PROBLEM TO SOLVE: Verbatim copy without images: repeat the records in full.
*** Opening RECORDS FOR THIS TASK ***
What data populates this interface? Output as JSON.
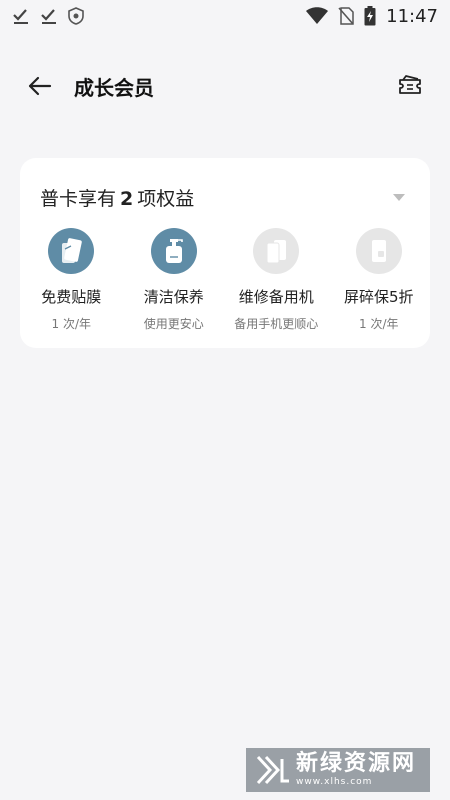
{
  "status_bar": {
    "time": "11:47",
    "left_icons": [
      "check-download-icon",
      "check-download-icon",
      "shield-icon"
    ],
    "right_icons": [
      "wifi-icon",
      "no-sim-icon",
      "battery-charging-icon"
    ]
  },
  "app_bar": {
    "title": "成长会员"
  },
  "card": {
    "header_prefix": "普卡享有",
    "header_count": "2",
    "header_suffix": "项权益",
    "benefits": [
      {
        "name": "免费贴膜",
        "sub": "1 次/年",
        "active": true,
        "icon": "phone-film-icon"
      },
      {
        "name": "清洁保养",
        "sub": "使用更安心",
        "active": true,
        "icon": "cleaning-bottle-icon"
      },
      {
        "name": "维修备用机",
        "sub": "备用手机更顺心",
        "active": false,
        "icon": "backup-phone-icon"
      },
      {
        "name": "屏碎保5折",
        "sub": "1 次/年",
        "active": false,
        "icon": "screen-protect-icon"
      }
    ]
  },
  "watermark": {
    "text": "新绿资源网",
    "url": "www.xlhs.com"
  },
  "colors": {
    "background": "#f5f5f7",
    "card": "#ffffff",
    "active_icon_bg": "#5f8ca6",
    "inactive_icon_bg": "#e6e6e6"
  }
}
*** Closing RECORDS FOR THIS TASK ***
SOLVED PROBLEM:
What data populates this interface? Output as JSON.
{
  "status_bar": {
    "time": "11:47",
    "left_icons": [
      "check-download-icon",
      "check-download-icon",
      "shield-icon"
    ],
    "right_icons": [
      "wifi-icon",
      "no-sim-icon",
      "battery-charging-icon"
    ]
  },
  "app_bar": {
    "title": "成长会员"
  },
  "card": {
    "header_prefix": "普卡享有",
    "header_count": "2",
    "header_suffix": "项权益",
    "benefits": [
      {
        "name": "免费贴膜",
        "sub": "1 次/年",
        "active": true,
        "icon": "phone-film-icon"
      },
      {
        "name": "清洁保养",
        "sub": "使用更安心",
        "active": true,
        "icon": "cleaning-bottle-icon"
      },
      {
        "name": "维修备用机",
        "sub": "备用手机更顺心",
        "active": false,
        "icon": "backup-phone-icon"
      },
      {
        "name": "屏碎保5折",
        "sub": "1 次/年",
        "active": false,
        "icon": "screen-protect-icon"
      }
    ]
  },
  "watermark": {
    "text": "新绿资源网",
    "url": "www.xlhs.com"
  },
  "colors": {
    "background": "#f5f5f7",
    "card": "#ffffff",
    "active_icon_bg": "#5f8ca6",
    "inactive_icon_bg": "#e6e6e6"
  }
}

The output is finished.